Then surprise, the due date came and went and I hadn’t gone into labor…so the Doc said I had better be induced since high B.P. could endanger me and the baby.

Surprise #3: I was at the hospital in the evening, being induced, expecting to be able to handle the pain–since so many other moms can. I wanted to avoid an epidural, but the Pitocin-laced contractions were unbearable FAST, so that sucker went in ASAP. And so did a catheter, which stung like hell even with the epidural. The Pitocin had to be turned up until labor progressed super-fast, then my water broke just minutes before the doc got there.

Someone told my husband to “grab a leg”, and then shocker #5, there he was holding my numb leg up right at the fun end of delivery. Which I honestly couldn’t have cared less about at the time since Surprise #6 was that the EPIDURAL DIDN’T @$%!! WORK on the entire vaginal area. So I was basically unable to feel my contractions properly or move my lower half, but still in mind-numbing pain which eventually made me vomit. Fan.Tastic.
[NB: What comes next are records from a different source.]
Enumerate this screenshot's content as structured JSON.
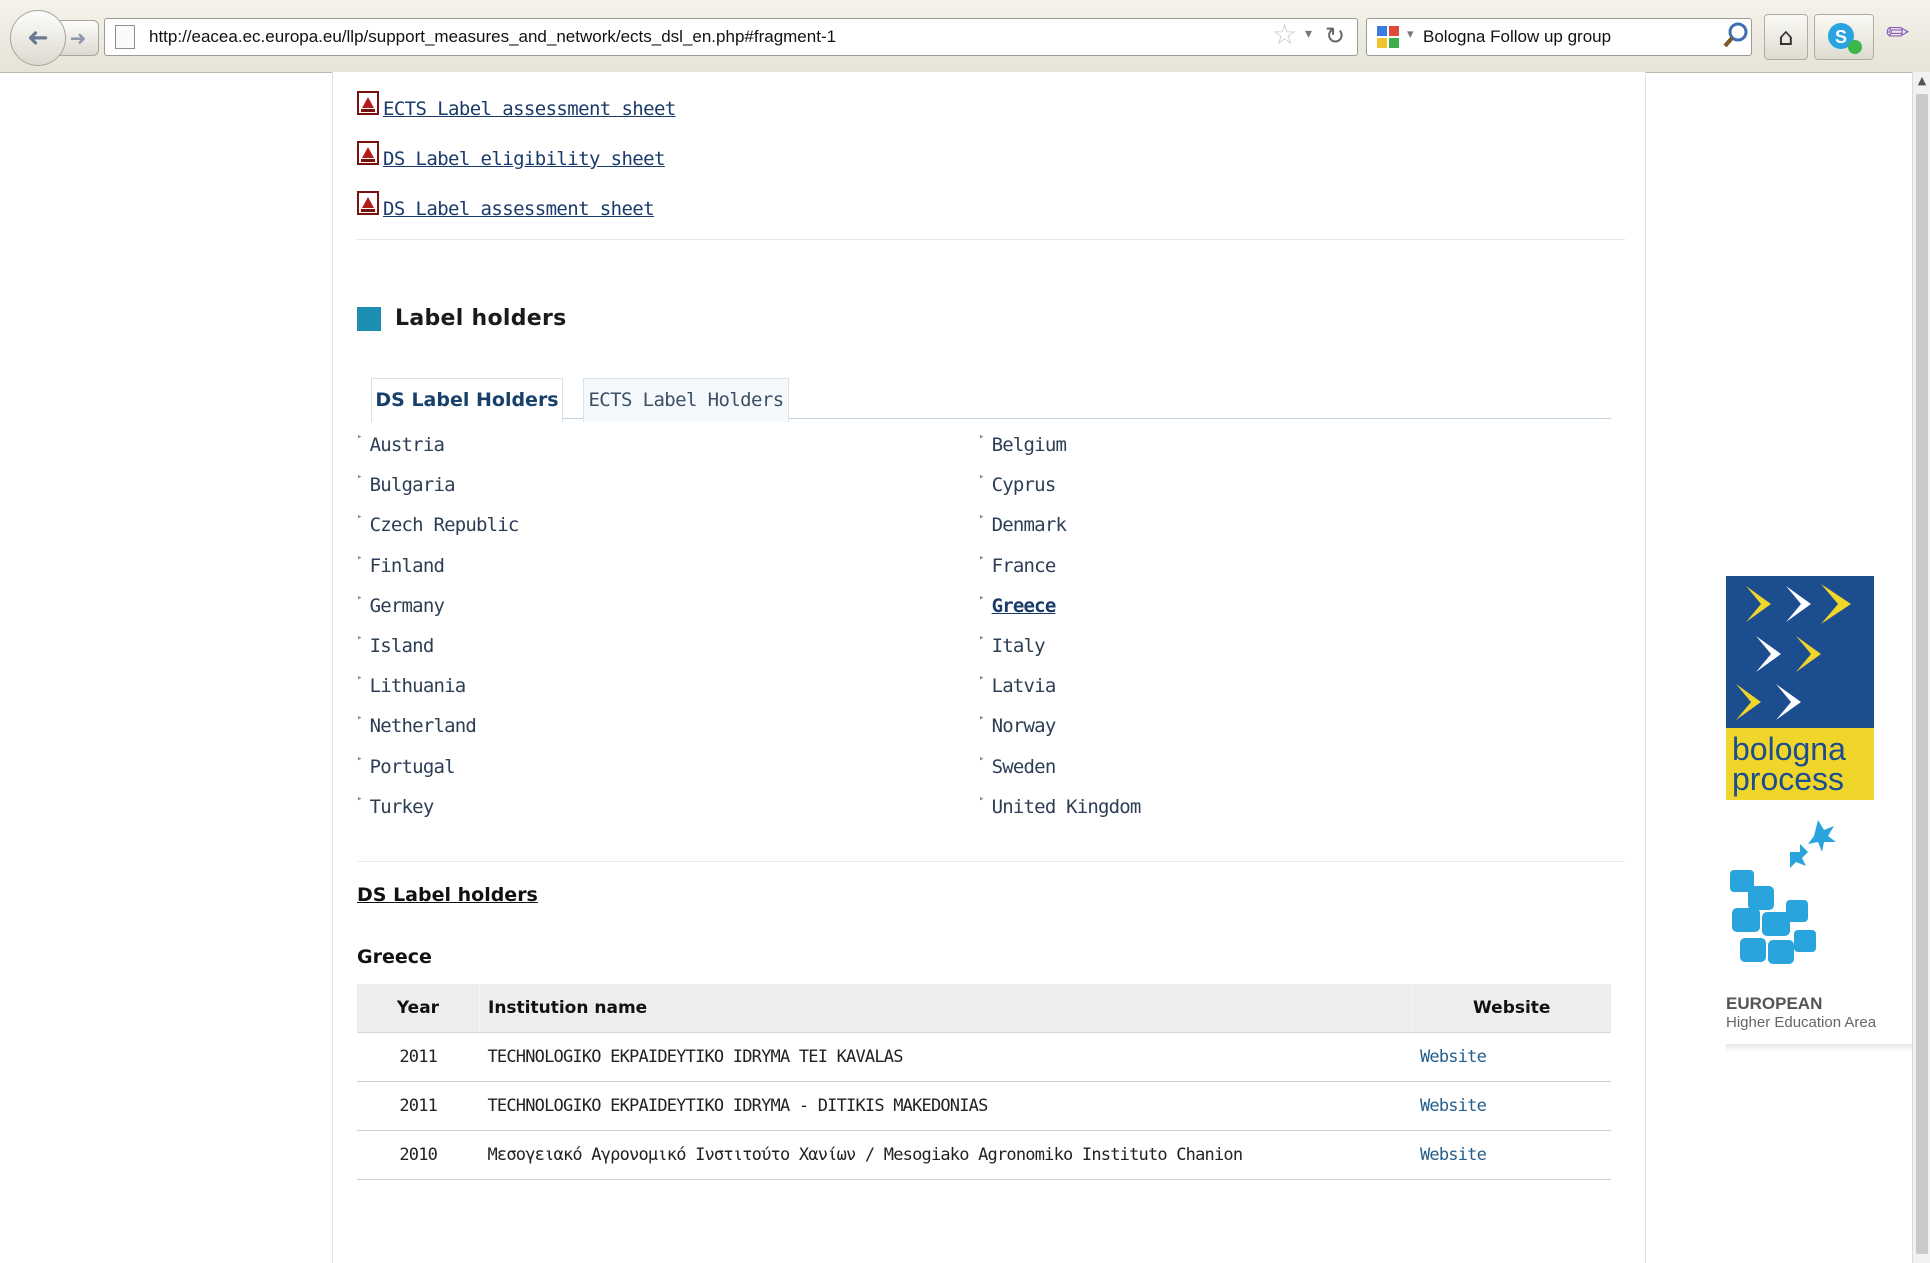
{
  "browser": {
    "url": "http://eacea.ec.europa.eu/llp/support_measures_and_network/ects_dsl_en.php#fragment-1",
    "search_text": "Bologna Follow up group"
  },
  "documents": [
    {
      "label": "ECTS Label assessment sheet"
    },
    {
      "label": "DS Label eligibility sheet"
    },
    {
      "label": "DS Label assessment sheet"
    }
  ],
  "section": {
    "title": "Label holders"
  },
  "tabs": [
    {
      "label": "DS Label Holders",
      "active": true
    },
    {
      "label": "ECTS Label Holders",
      "active": false
    }
  ],
  "countries": {
    "left": [
      "Austria",
      "Bulgaria",
      "Czech Republic",
      "Finland",
      "Germany",
      "Island",
      "Lithuania",
      "Netherland",
      "Portugal",
      "Turkey"
    ],
    "right": [
      "Belgium",
      "Cyprus",
      "Denmark",
      "France",
      "Greece",
      "Italy",
      "Latvia",
      "Norway",
      "Sweden",
      "United Kingdom"
    ],
    "selected": "Greece"
  },
  "holders": {
    "title": "DS Label holders",
    "country": "Greece",
    "columns": {
      "year": "Year",
      "institution": "Institution name",
      "website": "Website"
    },
    "rows": [
      {
        "year": "2011",
        "institution": "TECHNOLOGIKO EKPAIDEYTIKO IDRYMA TEI KAVALAS",
        "website": "Website"
      },
      {
        "year": "2011",
        "institution": "TECHNOLOGIKO EKPAIDEYTIKO IDRYMA - DITIKIS MAKEDONIAS",
        "website": "Website"
      },
      {
        "year": "2010",
        "institution": "Μεσογειακό Αγρονομικό Ινστιτούτο Χανίων / Mesogiako Agronomiko Instituto Chanion",
        "website": "Website"
      }
    ]
  },
  "logo": {
    "word1": "bologna",
    "word2": "process",
    "ehea_line1": "EUROPEAN",
    "ehea_line2": "Higher Education Area"
  },
  "colors": {
    "accent": "#1c8fb3",
    "link": "#1a3a6a",
    "logo_blue": "#1c4d8f",
    "logo_yellow": "#f0d62a"
  }
}
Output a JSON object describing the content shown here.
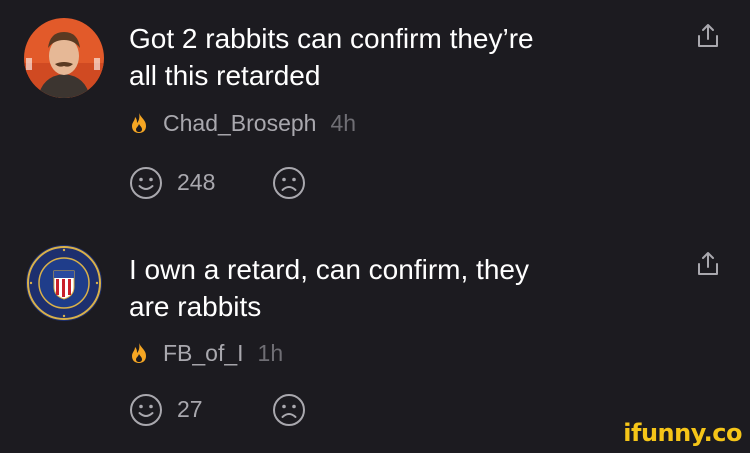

I have no idea how long it took, but finally, out popped a brunette head, and the surprise of the rest of my little daughter wriggling out in just seconds, while someone cried “She’s here!”. Never had I felt such relief, exhaustion and happiness simultaneously. That was no surprise. She was amazing–healthy and strong and beautiful.

But there were some dark days ahead. Struggles with breastfeeding, pain, Post-Partum Depression and horrible anxiety, continued hypertension, insomnia (even though I was completely exhausted), being unable bond with my baby due to the PPD, and the inevitable abrupt crash of all the hormones that had made me actually feel “normal” during pregnancy. More explanation will come in later posts.

Which leads me to part two:

I’m not saying my birth experience was even out of the norm, and that there aren’t other moms who have had it much worse, or even lost their babies. I realize what a blessing it is to have had no actual emergencies.

I’m just saying that I couldn’t handle it. You can have PTSD-style flashbacks long after birth–another surprise that I wasn’t expecting. It was traumatizing to me, and I only fully realized this almost 6 weeks after the fact. I realized how mortified I was to have everything on full display for hours under bright lights, while I lost all control of my emotions from the pain and cussed and screamed probably loud enough to hear in the next department. How frustrated I was that I couldn’t naturally go into labor, delivering without the use of drugs. How angry I was that I was frightened into using IV antibiotics that were 99% unnecessary, and that my epidural was completely ineffective. How horrified I was at the indescribable, traumatizing pain of being forced to push something way too large out of the most sensitive part of my body–and that I tore down AND sideways, and it still hurts sometimes. How much it hurt, for days, to have a catheter shoved back in because I was completely unable to urinate afterwards. And mainly how disappointed I was with my body for essentially denying me the birth I had “planned” for. It just…struck me out of the blue, at 4AM. I needed to mourn the loss of what could have been a relatively mellow, natural birth but was instead the most terrible pain and horrible recovery I’ve ever experienced.

I don’t want to scare any pregnant ladies reading this. Birth is a very individual thing and some women experience actual bliss during delivery! I doubt even if I had another child, that it would be that bad again.
But let it be known that with something as monumental and complex as childbirth, anything can happen. So, the lesson I learned:

  • Plans will have to change a little or a LOT more often than not, and you need to be prepared for that possibility to happen to you–so that if it DOES, you are less anxious about it.

If your plans do work out–I’m happy for you. And may more births be non-traumatic!

Also, check out this article. This lady deserves credit for getting her story out there: My Non-Traumatic Birth Was Traumatic To Me